Though awards season is already upon us, it certainly doesn’t feel that way. Like so many other things in 2020, Hollywood is in the midst of a sea change. Even if you wanted to, it might be hard to name 10 great films that came out this year off the top of your head. That said, 2020 hasn’t been a total loss for great movies—as long as you know where to look. And if you want to look back even further (as any serious cineaste should), you’ll see that there are lots of movies that you’ve probably overlooked in the past 20 years that are definitely worth revisiting. They’re not all streaming on the major networks, but they can be rented from Amazon, Apple TV+, or YouTube. (We’ve included where you can get those that are streaming below.)

The big question, of course, is: What constitutes a movie being “underrated”? For the purposes of this list, we looked at movies that tanked at the box office (even if they earned a better reputation once they were available on video-on-demand), films that seemed to invite a number of negative reviews and were worth giving a second chance, and movies that were well-reviewed by both critics and viewers, but just never seemed to find an audience. With that in mind, here’s everything you need to catch up on before starting your next 20 years of watching movies. 

The Assistant

[embedded content]

Ozark star Julia Garner delivers a brilliantly subtle performance as Jane, a recently hired assistant to a major Hollywood power player. While the bulk of her day involves monotonous tasks like answering phones and replenishing the refrigerator’s water supply, it’s within these mundanities that Jane—and the audience—begin to notice small details around the office that hint that not everything going on behind closed doors is appropriate. Garner’s performance, coupled with the film’s understated approach to the film industry’s rampant objectification and outright abuse of women, are what make The Assistant so effective. Writer/director Kitty Green (Casting JonBenét) trusts her audience to read between the lines and understand that this is a timely take on the Harvey Weinsteins of Hollywood.

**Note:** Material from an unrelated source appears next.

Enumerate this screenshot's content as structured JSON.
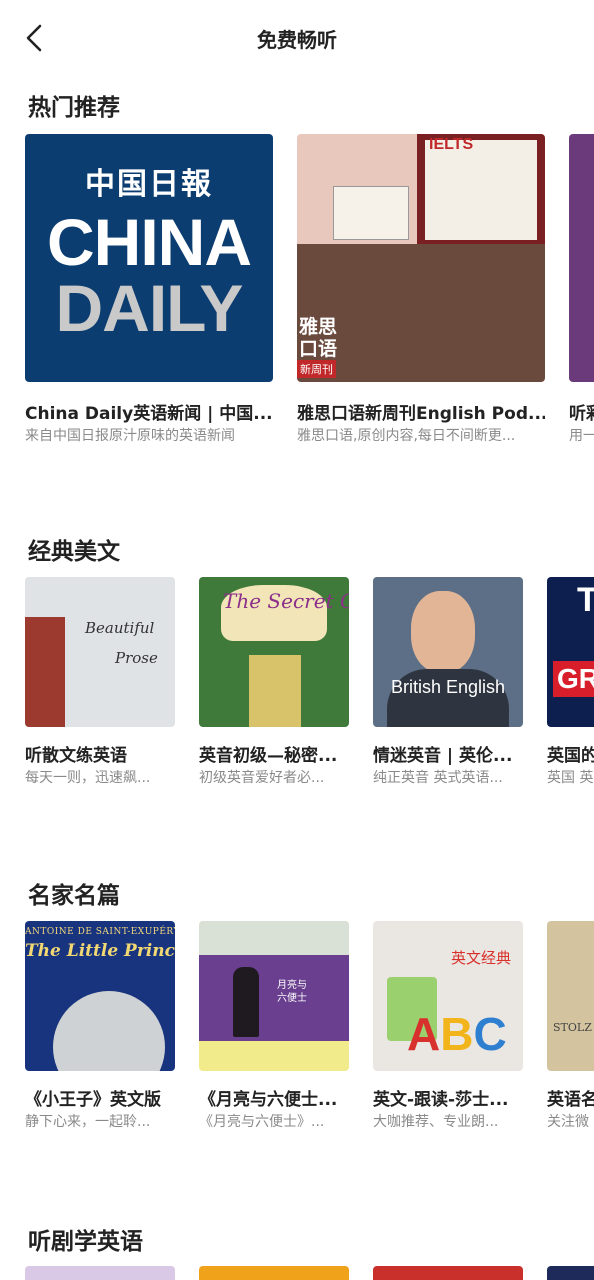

While The Assistant received great reviews nearly across the board, the film didn’t get much of a theatrical release (and made just $1 million). Hopefully that can change now that it’s streaming.

Where to stream it: Hulu


[embedded content]

Lena (Natalie Portman) is a cellular biologist whose Green Beret husband Kane (Oscar Isaac) suddenly shows up at home a year after being dispatched by the government to analyze an anomalous zone deemed “The Shimmer.” Kane has no recollection of where he has been, or how he got back. As his condition deteriorates, Lena is called out on a mission of her own to go explore The Shimmer herself. But when she and her team arrive, strange things start to happen—and it becomes clear that not everyone will make it out alive. While Annihilation was fairly well received by critics, it was pretty polarizing among audiences, and it’s almost easy to see why. The film was written and directed by Alex Garland, the man behind Ex-Machina (2014) and this year’s FX miniseries Devs—both projects that mix sci-fi themes with deep philosophical questions. Annihilation is no different, and will have you thinking about life, death, and the nature of humanity itself for days after.